St. Augustine said, "When you sing, you pray twice".
Clement of Alexandria, and presumably other Christians too, knew the role of temple music which the Christians had kept. He contrasted the music of the Greek temples and the music of the Christians. The latter, he said, was ‘the immortal measure of the new harmony which bears God’s name – the new Levitical song’.
This song drives out demons and brings creation to order. Behold the might of the new song! It has made men out of stones, men out of beasts. Those who were as dead because they did not partake of the true life, have come to life simply by becoming listeners to this song. It also composed the universe into melodious order, and tuned the discord of the elements into harmonious arrangement, so that the whole world might become harmony. It let loose the fluid ocean, and yet has prevented it from encroaching on the land. The earth again, which had been in a state of commotion, it has established and fixed the sea as its boundary. (Barker, Margaret. Temple Mysticism: An Introduction (p. 92). SPCK. Kindle Edition).

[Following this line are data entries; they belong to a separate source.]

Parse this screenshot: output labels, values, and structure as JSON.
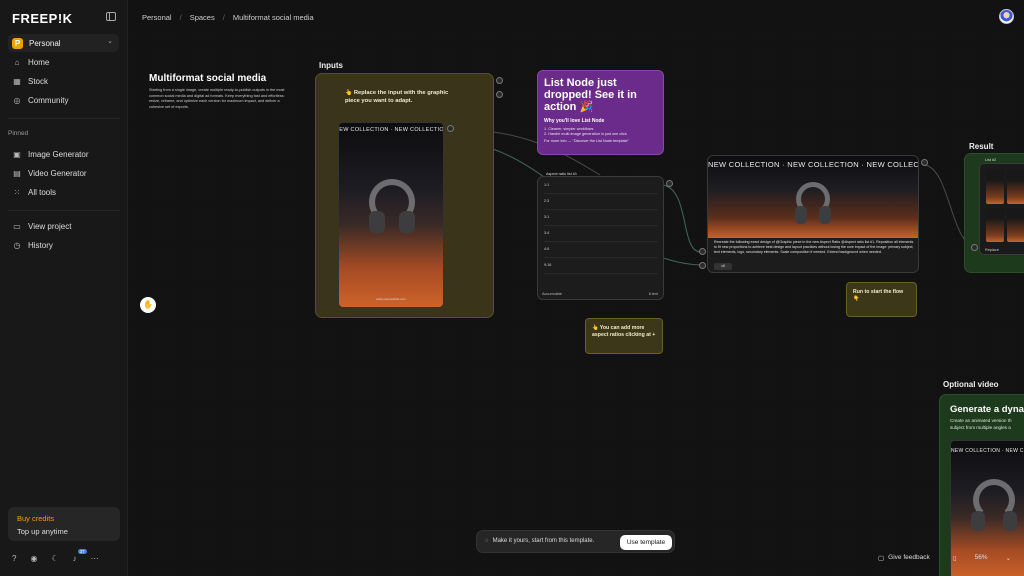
{
  "app": {
    "logo": "FREEP!K"
  },
  "sidebar": {
    "workspace": {
      "badge": "P",
      "label": "Personal"
    },
    "nav": [
      {
        "label": "Home",
        "icon": "home-icon"
      },
      {
        "label": "Stock",
        "icon": "stock-icon"
      },
      {
        "label": "Community",
        "icon": "globe-icon"
      }
    ],
    "pinned_label": "Pinned",
    "pinned": [
      {
        "label": "Image Generator",
        "icon": "image-icon"
      },
      {
        "label": "Video Generator",
        "icon": "video-icon"
      },
      {
        "label": "All tools",
        "icon": "grid-icon"
      }
    ],
    "project": [
      {
        "label": "View project",
        "icon": "folder-icon"
      },
      {
        "label": "History",
        "icon": "clock-icon"
      }
    ],
    "credits": {
      "title": "Buy credits",
      "subtitle": "Top up anytime"
    },
    "notification_count": "37"
  },
  "breadcrumb": [
    "Personal",
    "Spaces",
    "Multiformat social media"
  ],
  "canvas": {
    "title": "Multiformat social media",
    "description": "Starting from a single image, create multiple ready-to-publish outputs in the most common social media and digital ad formats. Keep everything fast and effortless: resize, reframe, and optimize each version for maximum impact, and deliver a cohesive set of exports.",
    "inputs_label": "Inputs",
    "inputs_note": "👆 Replace the input with the graphic piece you want to adapt.",
    "collection_text": "NEW COLLECTION · NEW COLLECTION · NEW COLLECTION",
    "input_footer": "www.yourwebsite.com",
    "list_node": {
      "title": "List Node just dropped! See it in action 🎉",
      "subtitle": "Why you'll love List Node",
      "points": [
        "1. Cleaner, simpler workflows",
        "2. Handle multi-image generation in just one click"
      ],
      "more": "For more info → \"Discover the List Node template\""
    },
    "aspect_node": {
      "header": "Aspect ratio list #1",
      "rows": [
        "1:1",
        "2:3",
        "3:1",
        "3:4",
        "4:5",
        "9:16"
      ],
      "footer_left": "Accumulate",
      "footer_right": "6 text"
    },
    "sticky_add": "👆 You can add more aspect ratios clicking at +",
    "sticky_run": "Run to start the flow 👇",
    "gen_node": {
      "prompt": "Recreate the following exact design of @Graphic piece in the new Aspect Ratio @Aspect ratio list #1. Reposition all elements to fit new proportions to achieve best design and layout practices without losing the core impact of the image: primary subject, text elements, logo, secondary elements. Scale composition if needed. Extend background when needed.",
      "chip": "x6"
    },
    "result_label": "Result",
    "result_inner_label": "List #2",
    "result_footer": "Replace",
    "optional_video_label": "Optional video",
    "video_title": "Generate a dynamic",
    "video_desc": "Create an animated version th\nsubject from multiple angles a"
  },
  "bottom_bar": {
    "template_text": "Make it yours, start from this template.",
    "use_template": "Use template",
    "feedback": "Give feedback",
    "zoom": "56%"
  }
}
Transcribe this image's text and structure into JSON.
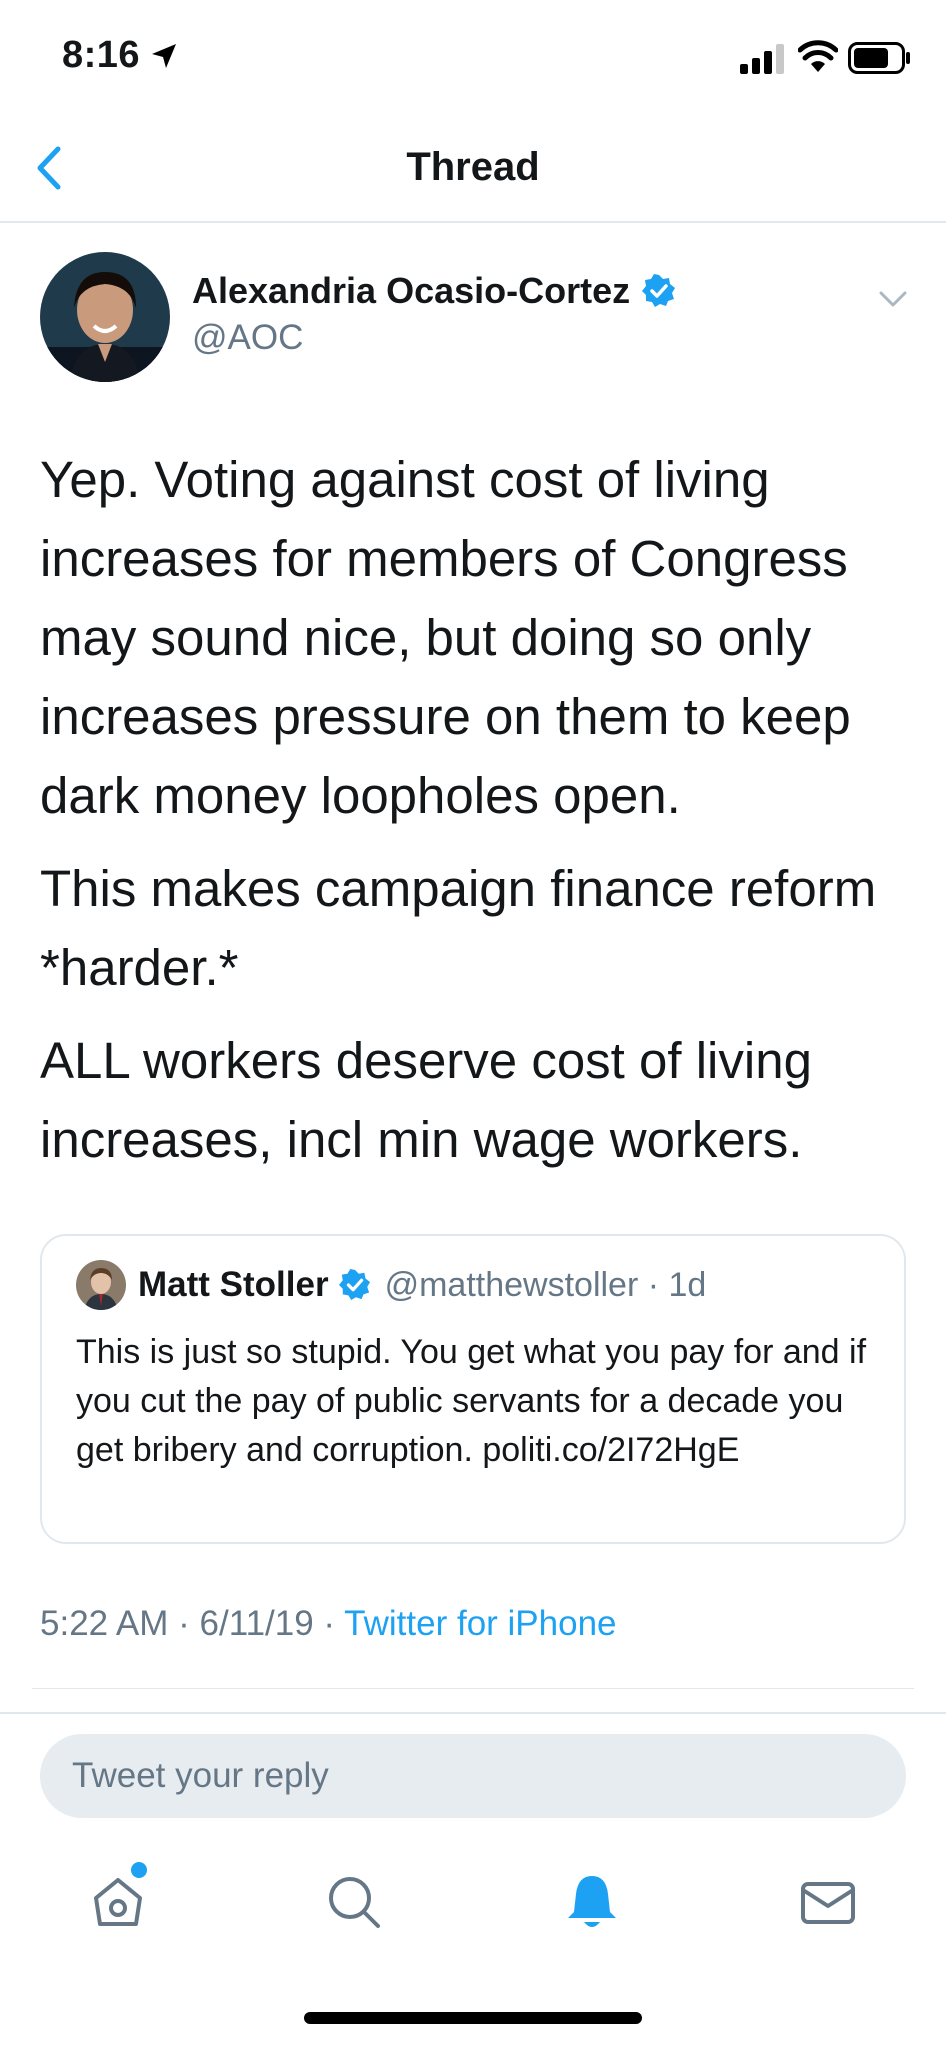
{
  "status_bar": {
    "time": "8:16"
  },
  "nav": {
    "title": "Thread"
  },
  "tweet": {
    "author_name": "Alexandria Ocasio-Cortez",
    "author_handle": "@AOC",
    "paragraphs": [
      "Yep. Voting against cost of living increases for members of Congress may sound nice, but doing so only increases pressure on them to keep dark money loopholes open.",
      "This makes campaign finance reform *harder.*",
      "ALL workers deserve cost of living increases, incl min wage workers."
    ],
    "timestamp": "5:22 AM · 6/11/19 · ",
    "source": "Twitter for iPhone"
  },
  "quoted_tweet": {
    "author_name": "Matt Stoller",
    "author_handle": "@matthewstoller · 1d",
    "text": "This is just so stupid. You get what you pay for and if you cut the pay of public servants for a decade you get bribery and corruption. politi.co/2I72HgE"
  },
  "reply": {
    "placeholder": "Tweet your reply"
  },
  "tab_bar": {
    "icons": [
      "home-icon",
      "search-icon",
      "bell-icon",
      "mail-icon"
    ],
    "active": "bell-icon"
  },
  "colors": {
    "accent": "#1da1f2",
    "text_primary": "#14171a",
    "text_secondary": "#657786",
    "border": "#e1e8ed",
    "reply_bg": "#e6ecf0"
  }
}
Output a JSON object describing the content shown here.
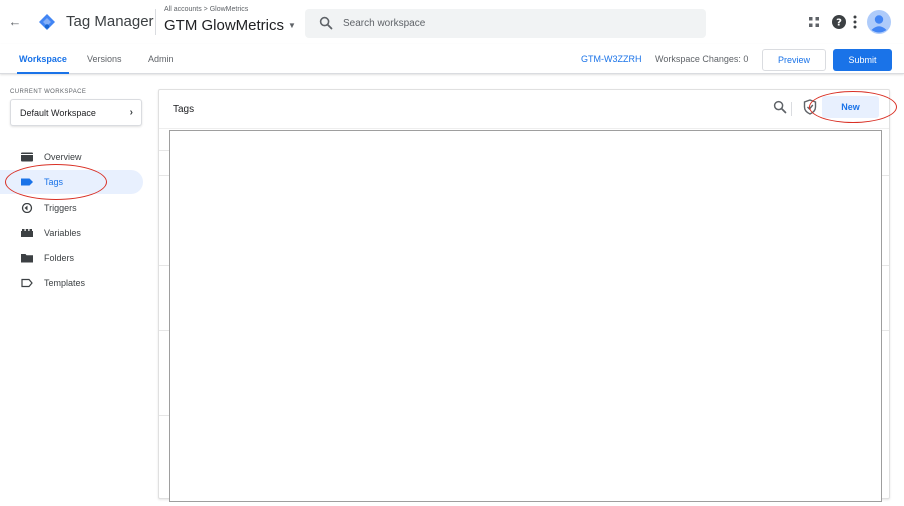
{
  "header": {
    "product_name": "Tag Manager",
    "breadcrumb": "All accounts > GlowMetrics",
    "container_name": "GTM GlowMetrics",
    "search_placeholder": "Search workspace"
  },
  "nav": {
    "tabs": [
      {
        "label": "Workspace",
        "active": true
      },
      {
        "label": "Versions",
        "active": false
      },
      {
        "label": "Admin",
        "active": false
      }
    ],
    "container_id": "GTM-W3ZZRH",
    "workspace_changes": "Workspace Changes: 0",
    "preview_label": "Preview",
    "submit_label": "Submit"
  },
  "sidebar": {
    "workspace_label": "CURRENT WORKSPACE",
    "workspace_name": "Default Workspace",
    "items": [
      {
        "label": "Overview",
        "icon": "overview-icon",
        "active": false
      },
      {
        "label": "Tags",
        "icon": "tag-icon",
        "active": true
      },
      {
        "label": "Triggers",
        "icon": "trigger-icon",
        "active": false
      },
      {
        "label": "Variables",
        "icon": "variables-icon",
        "active": false
      },
      {
        "label": "Folders",
        "icon": "folder-icon",
        "active": false
      },
      {
        "label": "Templates",
        "icon": "template-icon",
        "active": false
      }
    ]
  },
  "main": {
    "title": "Tags",
    "new_label": "New"
  },
  "colors": {
    "accent": "#1a73e8",
    "active_bg": "#e8f0fe",
    "annotation": "#d93025"
  }
}
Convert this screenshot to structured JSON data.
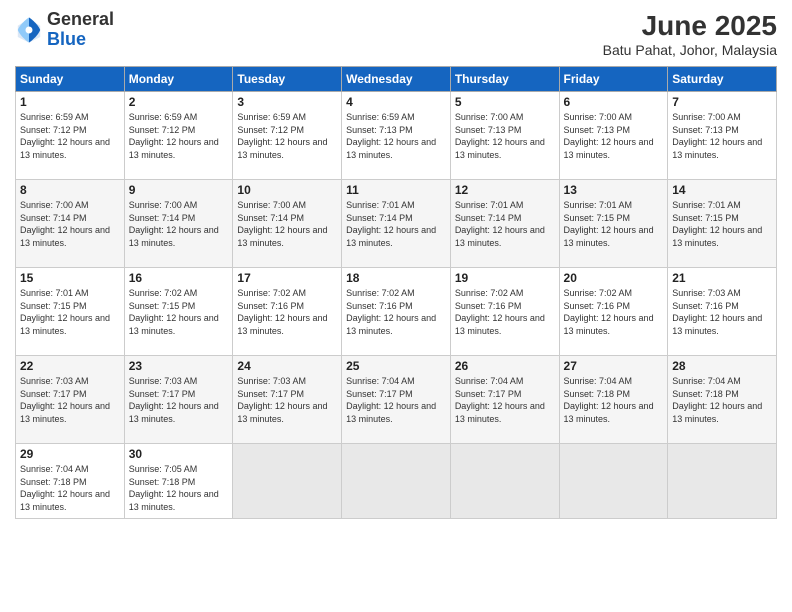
{
  "logo": {
    "general": "General",
    "blue": "Blue"
  },
  "title": "June 2025",
  "subtitle": "Batu Pahat, Johor, Malaysia",
  "weekdays": [
    "Sunday",
    "Monday",
    "Tuesday",
    "Wednesday",
    "Thursday",
    "Friday",
    "Saturday"
  ],
  "weeks": [
    [
      {
        "day": "1",
        "sunrise": "6:59 AM",
        "sunset": "7:12 PM",
        "daylight": "12 hours and 13 minutes."
      },
      {
        "day": "2",
        "sunrise": "6:59 AM",
        "sunset": "7:12 PM",
        "daylight": "12 hours and 13 minutes."
      },
      {
        "day": "3",
        "sunrise": "6:59 AM",
        "sunset": "7:12 PM",
        "daylight": "12 hours and 13 minutes."
      },
      {
        "day": "4",
        "sunrise": "6:59 AM",
        "sunset": "7:13 PM",
        "daylight": "12 hours and 13 minutes."
      },
      {
        "day": "5",
        "sunrise": "7:00 AM",
        "sunset": "7:13 PM",
        "daylight": "12 hours and 13 minutes."
      },
      {
        "day": "6",
        "sunrise": "7:00 AM",
        "sunset": "7:13 PM",
        "daylight": "12 hours and 13 minutes."
      },
      {
        "day": "7",
        "sunrise": "7:00 AM",
        "sunset": "7:13 PM",
        "daylight": "12 hours and 13 minutes."
      }
    ],
    [
      {
        "day": "8",
        "sunrise": "7:00 AM",
        "sunset": "7:14 PM",
        "daylight": "12 hours and 13 minutes."
      },
      {
        "day": "9",
        "sunrise": "7:00 AM",
        "sunset": "7:14 PM",
        "daylight": "12 hours and 13 minutes."
      },
      {
        "day": "10",
        "sunrise": "7:00 AM",
        "sunset": "7:14 PM",
        "daylight": "12 hours and 13 minutes."
      },
      {
        "day": "11",
        "sunrise": "7:01 AM",
        "sunset": "7:14 PM",
        "daylight": "12 hours and 13 minutes."
      },
      {
        "day": "12",
        "sunrise": "7:01 AM",
        "sunset": "7:14 PM",
        "daylight": "12 hours and 13 minutes."
      },
      {
        "day": "13",
        "sunrise": "7:01 AM",
        "sunset": "7:15 PM",
        "daylight": "12 hours and 13 minutes."
      },
      {
        "day": "14",
        "sunrise": "7:01 AM",
        "sunset": "7:15 PM",
        "daylight": "12 hours and 13 minutes."
      }
    ],
    [
      {
        "day": "15",
        "sunrise": "7:01 AM",
        "sunset": "7:15 PM",
        "daylight": "12 hours and 13 minutes."
      },
      {
        "day": "16",
        "sunrise": "7:02 AM",
        "sunset": "7:15 PM",
        "daylight": "12 hours and 13 minutes."
      },
      {
        "day": "17",
        "sunrise": "7:02 AM",
        "sunset": "7:16 PM",
        "daylight": "12 hours and 13 minutes."
      },
      {
        "day": "18",
        "sunrise": "7:02 AM",
        "sunset": "7:16 PM",
        "daylight": "12 hours and 13 minutes."
      },
      {
        "day": "19",
        "sunrise": "7:02 AM",
        "sunset": "7:16 PM",
        "daylight": "12 hours and 13 minutes."
      },
      {
        "day": "20",
        "sunrise": "7:02 AM",
        "sunset": "7:16 PM",
        "daylight": "12 hours and 13 minutes."
      },
      {
        "day": "21",
        "sunrise": "7:03 AM",
        "sunset": "7:16 PM",
        "daylight": "12 hours and 13 minutes."
      }
    ],
    [
      {
        "day": "22",
        "sunrise": "7:03 AM",
        "sunset": "7:17 PM",
        "daylight": "12 hours and 13 minutes."
      },
      {
        "day": "23",
        "sunrise": "7:03 AM",
        "sunset": "7:17 PM",
        "daylight": "12 hours and 13 minutes."
      },
      {
        "day": "24",
        "sunrise": "7:03 AM",
        "sunset": "7:17 PM",
        "daylight": "12 hours and 13 minutes."
      },
      {
        "day": "25",
        "sunrise": "7:04 AM",
        "sunset": "7:17 PM",
        "daylight": "12 hours and 13 minutes."
      },
      {
        "day": "26",
        "sunrise": "7:04 AM",
        "sunset": "7:17 PM",
        "daylight": "12 hours and 13 minutes."
      },
      {
        "day": "27",
        "sunrise": "7:04 AM",
        "sunset": "7:18 PM",
        "daylight": "12 hours and 13 minutes."
      },
      {
        "day": "28",
        "sunrise": "7:04 AM",
        "sunset": "7:18 PM",
        "daylight": "12 hours and 13 minutes."
      }
    ],
    [
      {
        "day": "29",
        "sunrise": "7:04 AM",
        "sunset": "7:18 PM",
        "daylight": "12 hours and 13 minutes."
      },
      {
        "day": "30",
        "sunrise": "7:05 AM",
        "sunset": "7:18 PM",
        "daylight": "12 hours and 13 minutes."
      },
      null,
      null,
      null,
      null,
      null
    ]
  ]
}
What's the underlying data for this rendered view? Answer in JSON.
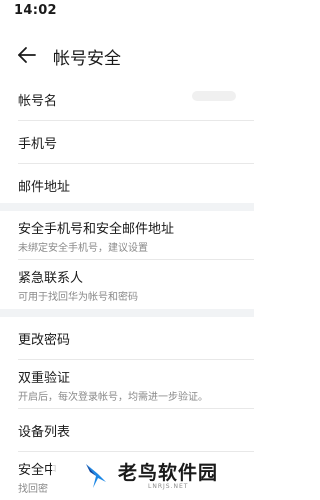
{
  "status_bar": {
    "time": "14:02"
  },
  "header": {
    "title": "帐号安全"
  },
  "sections": [
    {
      "items": [
        {
          "label": "帐号名"
        },
        {
          "label": "手机号"
        },
        {
          "label": "邮件地址"
        }
      ]
    },
    {
      "items": [
        {
          "label": "安全手机号和安全邮件地址",
          "subtitle": "未绑定安全手机号，建议设置"
        },
        {
          "label": "紧急联系人",
          "subtitle": "可用于找回华为帐号和密码"
        }
      ]
    },
    {
      "items": [
        {
          "label": "更改密码"
        },
        {
          "label": "双重验证",
          "subtitle": "开启后，每次登录帐号，均需进一步验证。"
        },
        {
          "label": "设备列表"
        },
        {
          "label": "安全中",
          "subtitle": "找回密"
        }
      ]
    }
  ],
  "watermark": {
    "text": "老鸟软件园",
    "site": "LNRJS.NET"
  },
  "colors": {
    "divider": "#e8e8e8",
    "section_gap": "#f1f3f5",
    "secondary_text": "#8a8a8a",
    "logo_blue": "#1e88e5"
  }
}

So, let us sing our prayers. Our society needs to drive out demons, doesn't it?
Musical Settings of prayers;
- The Litany of Loreto
- The Litany of the Holy Name (in Latin, Gregorian notation, from a Franciscan source)
- The Litany for America
- The Litany of the Saints, from the 1950 Dominican Gradual
- Virgo Maria, Psalm Antiphon for feasts of the Blessed Virgin Mary (Dominican use), with instrumental recording.
- Sub Tuum Præsidium, the earliest known Marian prayer, in a Dominican Setting, and instrumental recording.
- Inviolata. Of this, Fr. Augustine Thompson writes: "There are two other processions traditionally attached to Compline. The first, and best known, is the interpolation between the Salve and O Lumen of a Procession to the Holy Rosary Altar or shrine, while singing the Litany of Loreto. This procession is early modern in origin. The Litany concluded with the singing of the prosa Inviolata and the collect. In Easter time, the Inviolata was replaced by the Regina Caeli, sung to a Dominican version of the solemn tone". We also have an instrumental recording.